[Dataset records]
━━━━━━━━

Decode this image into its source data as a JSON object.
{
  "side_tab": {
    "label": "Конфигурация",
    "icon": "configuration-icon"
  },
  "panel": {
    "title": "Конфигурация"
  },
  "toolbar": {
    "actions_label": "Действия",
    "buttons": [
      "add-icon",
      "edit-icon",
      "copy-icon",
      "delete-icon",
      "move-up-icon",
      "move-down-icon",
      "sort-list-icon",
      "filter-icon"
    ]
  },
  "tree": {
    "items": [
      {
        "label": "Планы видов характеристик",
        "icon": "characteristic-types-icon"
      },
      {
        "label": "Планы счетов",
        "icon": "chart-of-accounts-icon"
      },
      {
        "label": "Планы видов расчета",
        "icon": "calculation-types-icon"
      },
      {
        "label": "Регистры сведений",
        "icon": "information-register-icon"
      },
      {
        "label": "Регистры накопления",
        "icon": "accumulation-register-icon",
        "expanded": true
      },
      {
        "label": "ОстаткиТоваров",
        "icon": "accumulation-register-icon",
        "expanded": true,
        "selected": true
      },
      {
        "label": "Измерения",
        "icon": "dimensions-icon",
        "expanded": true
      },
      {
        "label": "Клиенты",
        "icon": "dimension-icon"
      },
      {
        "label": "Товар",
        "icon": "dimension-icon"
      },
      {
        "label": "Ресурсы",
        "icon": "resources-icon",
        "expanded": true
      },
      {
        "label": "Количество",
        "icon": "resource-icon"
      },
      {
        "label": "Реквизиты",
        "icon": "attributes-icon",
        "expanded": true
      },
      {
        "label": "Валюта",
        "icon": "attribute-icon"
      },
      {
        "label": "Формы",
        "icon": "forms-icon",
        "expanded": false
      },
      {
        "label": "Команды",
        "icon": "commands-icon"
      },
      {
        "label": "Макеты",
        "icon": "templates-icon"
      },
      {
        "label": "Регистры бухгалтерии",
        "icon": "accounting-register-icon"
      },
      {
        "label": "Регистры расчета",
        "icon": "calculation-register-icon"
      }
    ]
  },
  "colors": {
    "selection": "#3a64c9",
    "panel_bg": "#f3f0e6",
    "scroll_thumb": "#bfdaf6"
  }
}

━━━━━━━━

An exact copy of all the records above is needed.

**Your solution**
Decode this image into its source data as a JSON object.
{
  "side_tab": {
    "label": "Конфигурация",
    "icon": "configuration-icon"
  },
  "panel": {
    "title": "Конфигурация"
  },
  "toolbar": {
    "actions_label": "Действия",
    "buttons": [
      "add-icon",
      "edit-icon",
      "copy-icon",
      "delete-icon",
      "move-up-icon",
      "move-down-icon",
      "sort-list-icon",
      "filter-icon"
    ]
  },
  "tree": {
    "items": [
      {
        "label": "Планы видов характеристик",
        "icon": "characteristic-types-icon"
      },
      {
        "label": "Планы счетов",
        "icon": "chart-of-accounts-icon"
      },
      {
        "label": "Планы видов расчета",
        "icon": "calculation-types-icon"
      },
      {
        "label": "Регистры сведений",
        "icon": "information-register-icon"
      },
      {
        "label": "Регистры накопления",
        "icon": "accumulation-register-icon",
        "expanded": true
      },
      {
        "label": "ОстаткиТоваров",
        "icon": "accumulation-register-icon",
        "expanded": true,
        "selected": true
      },
      {
        "label": "Измерения",
        "icon": "dimensions-icon",
        "expanded": true
      },
      {
        "label": "Клиенты",
        "icon": "dimension-icon"
      },
      {
        "label": "Товар",
        "icon": "dimension-icon"
      },
      {
        "label": "Ресурсы",
        "icon": "resources-icon",
        "expanded": true
      },
      {
        "label": "Количество",
        "icon": "resource-icon"
      },
      {
        "label": "Реквизиты",
        "icon": "attributes-icon",
        "expanded": true
      },
      {
        "label": "Валюта",
        "icon": "attribute-icon"
      },
      {
        "label": "Формы",
        "icon": "forms-icon",
        "expanded": false
      },
      {
        "label": "Команды",
        "icon": "commands-icon"
      },
      {
        "label": "Макеты",
        "icon": "templates-icon"
      },
      {
        "label": "Регистры бухгалтерии",
        "icon": "accounting-register-icon"
      },
      {
        "label": "Регистры расчета",
        "icon": "calculation-register-icon"
      }
    ]
  },
  "colors": {
    "selection": "#3a64c9",
    "panel_bg": "#f3f0e6",
    "scroll_thumb": "#bfdaf6"
  }
}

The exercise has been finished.